Assignment
Nothing in the data should be left out, so repeat it all exactly.

(Items from an interface collection)
:::
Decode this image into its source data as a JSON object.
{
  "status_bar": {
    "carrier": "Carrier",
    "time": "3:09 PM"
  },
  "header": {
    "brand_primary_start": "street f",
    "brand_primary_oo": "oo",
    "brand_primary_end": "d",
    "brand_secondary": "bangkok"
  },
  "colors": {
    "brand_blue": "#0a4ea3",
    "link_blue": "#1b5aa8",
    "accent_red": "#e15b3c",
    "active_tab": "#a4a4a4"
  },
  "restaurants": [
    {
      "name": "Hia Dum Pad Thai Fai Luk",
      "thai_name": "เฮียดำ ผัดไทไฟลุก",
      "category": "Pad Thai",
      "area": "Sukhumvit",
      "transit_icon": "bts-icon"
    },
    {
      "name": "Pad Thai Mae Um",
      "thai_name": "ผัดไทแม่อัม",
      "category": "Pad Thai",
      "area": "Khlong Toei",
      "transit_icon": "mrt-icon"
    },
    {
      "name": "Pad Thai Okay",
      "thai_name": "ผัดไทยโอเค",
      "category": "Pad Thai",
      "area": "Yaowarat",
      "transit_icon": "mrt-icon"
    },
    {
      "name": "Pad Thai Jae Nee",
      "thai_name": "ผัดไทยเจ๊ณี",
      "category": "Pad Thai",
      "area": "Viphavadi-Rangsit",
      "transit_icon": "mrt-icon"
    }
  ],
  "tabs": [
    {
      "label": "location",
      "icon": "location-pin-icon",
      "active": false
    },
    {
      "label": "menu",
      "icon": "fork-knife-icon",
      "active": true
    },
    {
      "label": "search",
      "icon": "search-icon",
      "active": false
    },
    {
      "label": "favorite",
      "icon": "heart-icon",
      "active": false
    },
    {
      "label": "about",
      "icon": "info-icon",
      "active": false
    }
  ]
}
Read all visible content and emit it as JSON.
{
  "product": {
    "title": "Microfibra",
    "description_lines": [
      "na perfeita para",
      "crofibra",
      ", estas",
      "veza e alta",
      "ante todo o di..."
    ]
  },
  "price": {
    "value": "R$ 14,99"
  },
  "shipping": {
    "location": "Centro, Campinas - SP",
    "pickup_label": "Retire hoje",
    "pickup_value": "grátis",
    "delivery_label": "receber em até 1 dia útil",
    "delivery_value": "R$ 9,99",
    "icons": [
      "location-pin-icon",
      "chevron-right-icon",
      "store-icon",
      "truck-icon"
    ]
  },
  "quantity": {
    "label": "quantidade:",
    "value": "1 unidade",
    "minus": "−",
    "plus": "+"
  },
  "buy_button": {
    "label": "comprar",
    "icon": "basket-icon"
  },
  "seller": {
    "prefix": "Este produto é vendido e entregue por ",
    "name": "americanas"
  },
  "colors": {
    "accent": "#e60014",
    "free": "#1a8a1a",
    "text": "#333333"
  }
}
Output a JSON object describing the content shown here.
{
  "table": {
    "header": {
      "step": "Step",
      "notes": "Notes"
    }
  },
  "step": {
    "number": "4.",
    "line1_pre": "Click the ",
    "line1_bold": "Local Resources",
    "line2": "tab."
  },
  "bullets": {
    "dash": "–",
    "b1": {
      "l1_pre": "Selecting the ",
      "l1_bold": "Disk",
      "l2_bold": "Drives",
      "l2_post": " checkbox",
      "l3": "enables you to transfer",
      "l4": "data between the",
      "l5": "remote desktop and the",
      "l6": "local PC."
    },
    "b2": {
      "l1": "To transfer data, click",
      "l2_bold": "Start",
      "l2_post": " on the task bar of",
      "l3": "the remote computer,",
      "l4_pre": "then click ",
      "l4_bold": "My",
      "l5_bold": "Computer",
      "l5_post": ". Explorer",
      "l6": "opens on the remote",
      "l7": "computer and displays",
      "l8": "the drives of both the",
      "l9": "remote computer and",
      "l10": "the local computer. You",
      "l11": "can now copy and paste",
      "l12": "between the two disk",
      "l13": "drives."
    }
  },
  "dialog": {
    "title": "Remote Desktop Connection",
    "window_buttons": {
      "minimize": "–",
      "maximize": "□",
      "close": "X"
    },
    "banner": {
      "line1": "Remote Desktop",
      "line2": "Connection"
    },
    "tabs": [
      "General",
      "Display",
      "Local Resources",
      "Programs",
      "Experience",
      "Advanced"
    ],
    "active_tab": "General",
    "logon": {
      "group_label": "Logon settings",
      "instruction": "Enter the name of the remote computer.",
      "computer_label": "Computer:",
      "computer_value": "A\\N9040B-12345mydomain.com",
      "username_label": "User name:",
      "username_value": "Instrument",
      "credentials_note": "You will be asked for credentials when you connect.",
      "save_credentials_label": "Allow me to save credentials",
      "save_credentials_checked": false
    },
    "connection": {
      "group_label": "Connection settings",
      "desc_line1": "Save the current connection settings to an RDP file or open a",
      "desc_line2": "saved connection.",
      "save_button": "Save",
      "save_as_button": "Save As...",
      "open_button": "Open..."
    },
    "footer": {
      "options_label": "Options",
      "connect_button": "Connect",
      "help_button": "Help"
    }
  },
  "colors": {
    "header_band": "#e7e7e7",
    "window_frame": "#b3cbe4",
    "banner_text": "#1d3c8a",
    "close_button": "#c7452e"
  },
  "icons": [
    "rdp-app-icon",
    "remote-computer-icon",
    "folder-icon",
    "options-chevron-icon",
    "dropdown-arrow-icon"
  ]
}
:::
Your solution
Decode this image into its source data as a JSON object.
{
  "status_bar": {
    "carrier": "Carrier",
    "time": "3:09 PM"
  },
  "header": {
    "brand_primary_start": "street f",
    "brand_primary_oo": "oo",
    "brand_primary_end": "d",
    "brand_secondary": "bangkok"
  },
  "colors": {
    "brand_blue": "#0a4ea3",
    "link_blue": "#1b5aa8",
    "accent_red": "#e15b3c",
    "active_tab": "#a4a4a4"
  },
  "restaurants": [
    {
      "name": "Hia Dum Pad Thai Fai Luk",
      "thai_name": "เฮียดำ ผัดไทไฟลุก",
      "category": "Pad Thai",
      "area": "Sukhumvit",
      "transit_icon": "bts-icon"
    },
    {
      "name": "Pad Thai Mae Um",
      "thai_name": "ผัดไทแม่อัม",
      "category": "Pad Thai",
      "area": "Khlong Toei",
      "transit_icon": "mrt-icon"
    },
    {
      "name": "Pad Thai Okay",
      "thai_name": "ผัดไทยโอเค",
      "category": "Pad Thai",
      "area": "Yaowarat",
      "transit_icon": "mrt-icon"
    },
    {
      "name": "Pad Thai Jae Nee",
      "thai_name": "ผัดไทยเจ๊ณี",
      "category": "Pad Thai",
      "area": "Viphavadi-Rangsit",
      "transit_icon": "mrt-icon"
    }
  ],
  "tabs": [
    {
      "label": "location",
      "icon": "location-pin-icon",
      "active": false
    },
    {
      "label": "menu",
      "icon": "fork-knife-icon",
      "active": true
    },
    {
      "label": "search",
      "icon": "search-icon",
      "active": false
    },
    {
      "label": "favorite",
      "icon": "heart-icon",
      "active": false
    },
    {
      "label": "about",
      "icon": "info-icon",
      "active": false
    }
  ]
}
Read all visible content and emit it as JSON.
{
  "product": {
    "title": "Microfibra",
    "description_lines": [
      "na perfeita para",
      "crofibra",
      ", estas",
      "veza e alta",
      "ante todo o di..."
    ]
  },
  "price": {
    "value": "R$ 14,99"
  },
  "shipping": {
    "location": "Centro, Campinas - SP",
    "pickup_label": "Retire hoje",
    "pickup_value": "grátis",
    "delivery_label": "receber em até 1 dia útil",
    "delivery_value": "R$ 9,99",
    "icons": [
      "location-pin-icon",
      "chevron-right-icon",
      "store-icon",
      "truck-icon"
    ]
  },
  "quantity": {
    "label": "quantidade:",
    "value": "1 unidade",
    "minus": "−",
    "plus": "+"
  },
  "buy_button": {
    "label": "comprar",
    "icon": "basket-icon"
  },
  "seller": {
    "prefix": "Este produto é vendido e entregue por ",
    "name": "americanas"
  },
  "colors": {
    "accent": "#e60014",
    "free": "#1a8a1a",
    "text": "#333333"
  }
}
Output a JSON object describing the content shown here.
{
  "table": {
    "header": {
      "step": "Step",
      "notes": "Notes"
    }
  },
  "step": {
    "number": "4.",
    "line1_pre": "Click the ",
    "line1_bold": "Local Resources",
    "line2": "tab."
  },
  "bullets": {
    "dash": "–",
    "b1": {
      "l1_pre": "Selecting the ",
      "l1_bold": "Disk",
      "l2_bold": "Drives",
      "l2_post": " checkbox",
      "l3": "enables you to transfer",
      "l4": "data between the",
      "l5": "remote desktop and the",
      "l6": "local PC."
    },
    "b2": {
      "l1": "To transfer data, click",
      "l2_bold": "Start",
      "l2_post": " on the task bar of",
      "l3": "the remote computer,",
      "l4_pre": "then click ",
      "l4_bold": "My",
      "l5_bold": "Computer",
      "l5_post": ". Explorer",
      "l6": "opens on the remote",
      "l7": "computer and displays",
      "l8": "the drives of both the",
      "l9": "remote computer and",
      "l10": "the local computer. You",
      "l11": "can now copy and paste",
      "l12": "between the two disk",
      "l13": "drives."
    }
  },
  "dialog": {
    "title": "Remote Desktop Connection",
    "window_buttons": {
      "minimize": "–",
      "maximize": "□",
      "close": "X"
    },
    "banner": {
      "line1": "Remote Desktop",
      "line2": "Connection"
    },
    "tabs": [
      "General",
      "Display",
      "Local Resources",
      "Programs",
      "Experience",
      "Advanced"
    ],
    "active_tab": "General",
    "logon": {
      "group_label": "Logon settings",
      "instruction": "Enter the name of the remote computer.",
      "computer_label": "Computer:",
      "computer_value": "A\\N9040B-12345mydomain.com",
      "username_label": "User name:",
      "username_value": "Instrument",
      "credentials_note": "You will be asked for credentials when you connect.",
      "save_credentials_label": "Allow me to save credentials",
      "save_credentials_checked": false
    },
    "connection": {
      "group_label": "Connection settings",
      "desc_line1": "Save the current connection settings to an RDP file or open a",
      "desc_line2": "saved connection.",
      "save_button": "Save",
      "save_as_button": "Save As...",
      "open_button": "Open..."
    },
    "footer": {
      "options_label": "Options",
      "connect_button": "Connect",
      "help_button": "Help"
    }
  },
  "colors": {
    "header_band": "#e7e7e7",
    "window_frame": "#b3cbe4",
    "banner_text": "#1d3c8a",
    "close_button": "#c7452e"
  },
  "icons": [
    "rdp-app-icon",
    "remote-computer-icon",
    "folder-icon",
    "options-chevron-icon",
    "dropdown-arrow-icon"
  ]
}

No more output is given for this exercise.